> _Problem details_
Restate all of the entries exactly. Any picture in them should be skipped.

[Items from an interface collection]
>>>>

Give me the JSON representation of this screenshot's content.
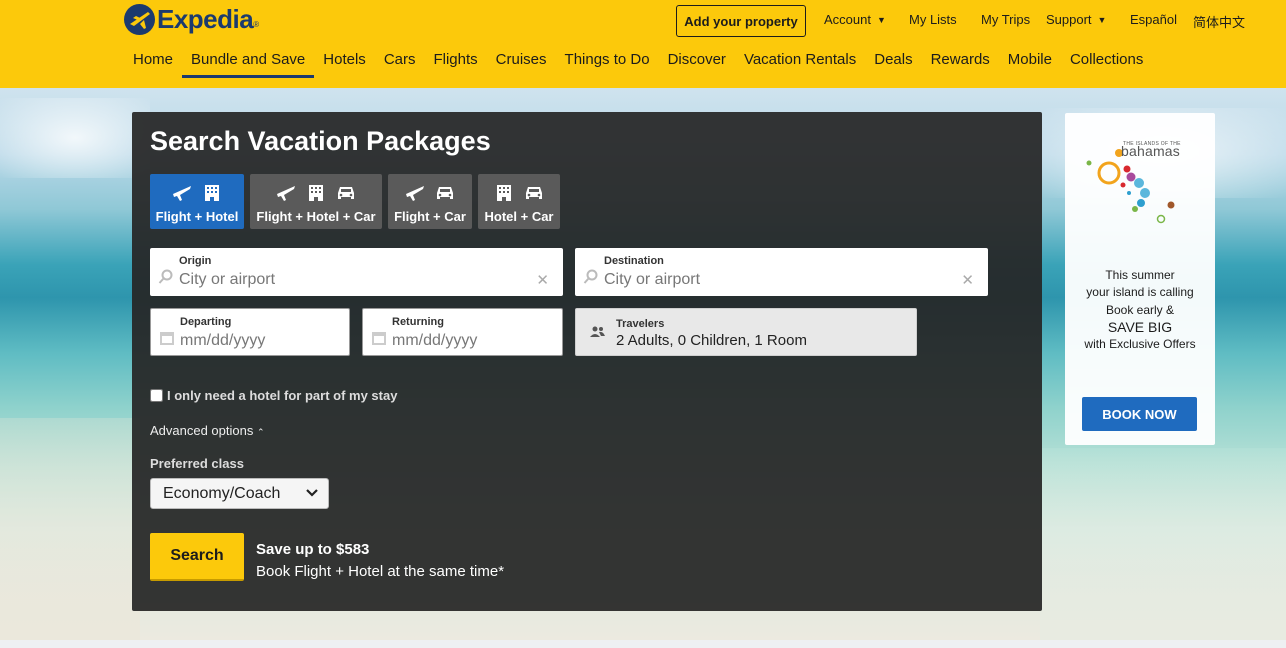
{
  "header": {
    "logo_text": "Expedia",
    "logo_tm": "®",
    "add_property": "Add your property",
    "account": "Account",
    "my_lists": "My Lists",
    "my_trips": "My Trips",
    "support": "Support",
    "espanol": "Español",
    "chinese": "简体中文"
  },
  "nav": [
    "Home",
    "Bundle and Save",
    "Hotels",
    "Cars",
    "Flights",
    "Cruises",
    "Things to Do",
    "Discover",
    "Vacation Rentals",
    "Deals",
    "Rewards",
    "Mobile",
    "Collections"
  ],
  "nav_active": "Bundle and Save",
  "search": {
    "title": "Search Vacation Packages",
    "tabs": [
      {
        "label": "Flight + Hotel",
        "icons": [
          "plane-icon",
          "hotel-icon"
        ]
      },
      {
        "label": "Flight + Hotel + Car",
        "icons": [
          "plane-icon",
          "hotel-icon",
          "car-icon"
        ]
      },
      {
        "label": "Flight + Car",
        "icons": [
          "plane-icon",
          "car-icon"
        ]
      },
      {
        "label": "Hotel + Car",
        "icons": [
          "hotel-icon",
          "car-icon"
        ]
      }
    ],
    "active_tab": "Flight + Hotel",
    "origin_label": "Origin",
    "origin_placeholder": "City or airport",
    "destination_label": "Destination",
    "destination_placeholder": "City or airport",
    "departing_label": "Departing",
    "departing_placeholder": "mm/dd/yyyy",
    "returning_label": "Returning",
    "returning_placeholder": "mm/dd/yyyy",
    "travelers_label": "Travelers",
    "travelers_value": "2 Adults, 0 Children, 1 Room",
    "partial_hotel": "I only need a hotel for part of my stay",
    "advanced": "Advanced options",
    "preferred_class_label": "Preferred class",
    "preferred_class_value": "Economy/Coach",
    "search_button": "Search",
    "save_headline": "Save up to $583",
    "save_sub": "Book Flight + Hotel at the same time*"
  },
  "ad": {
    "brand_small": "THE ISLANDS OF THE",
    "brand": "bahamas",
    "line1": "This summer",
    "line2": "your island is calling",
    "line3": "Book early &",
    "line4": "SAVE BIG",
    "line5": "with Exclusive Offers",
    "book_now": "BOOK NOW"
  },
  "colors": {
    "brand_yellow": "#fcc90b",
    "brand_navy": "#1c3a6e",
    "active_tab_blue": "#1f6bbf"
  }
}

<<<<

> _Completed exercise_
Give me the JSON representation of this screenshot's content.
{
  "header": {
    "logo_text": "Expedia",
    "logo_tm": "®",
    "add_property": "Add your property",
    "account": "Account",
    "my_lists": "My Lists",
    "my_trips": "My Trips",
    "support": "Support",
    "espanol": "Español",
    "chinese": "简体中文"
  },
  "nav": [
    "Home",
    "Bundle and Save",
    "Hotels",
    "Cars",
    "Flights",
    "Cruises",
    "Things to Do",
    "Discover",
    "Vacation Rentals",
    "Deals",
    "Rewards",
    "Mobile",
    "Collections"
  ],
  "nav_active": "Bundle and Save",
  "search": {
    "title": "Search Vacation Packages",
    "tabs": [
      {
        "label": "Flight + Hotel",
        "icons": [
          "plane-icon",
          "hotel-icon"
        ]
      },
      {
        "label": "Flight + Hotel + Car",
        "icons": [
          "plane-icon",
          "hotel-icon",
          "car-icon"
        ]
      },
      {
        "label": "Flight + Car",
        "icons": [
          "plane-icon",
          "car-icon"
        ]
      },
      {
        "label": "Hotel + Car",
        "icons": [
          "hotel-icon",
          "car-icon"
        ]
      }
    ],
    "active_tab": "Flight + Hotel",
    "origin_label": "Origin",
    "origin_placeholder": "City or airport",
    "destination_label": "Destination",
    "destination_placeholder": "City or airport",
    "departing_label": "Departing",
    "departing_placeholder": "mm/dd/yyyy",
    "returning_label": "Returning",
    "returning_placeholder": "mm/dd/yyyy",
    "travelers_label": "Travelers",
    "travelers_value": "2 Adults, 0 Children, 1 Room",
    "partial_hotel": "I only need a hotel for part of my stay",
    "advanced": "Advanced options",
    "preferred_class_label": "Preferred class",
    "preferred_class_value": "Economy/Coach",
    "search_button": "Search",
    "save_headline": "Save up to $583",
    "save_sub": "Book Flight + Hotel at the same time*"
  },
  "ad": {
    "brand_small": "THE ISLANDS OF THE",
    "brand": "bahamas",
    "line1": "This summer",
    "line2": "your island is calling",
    "line3": "Book early &",
    "line4": "SAVE BIG",
    "line5": "with Exclusive Offers",
    "book_now": "BOOK NOW"
  },
  "colors": {
    "brand_yellow": "#fcc90b",
    "brand_navy": "#1c3a6e",
    "active_tab_blue": "#1f6bbf"
  }
}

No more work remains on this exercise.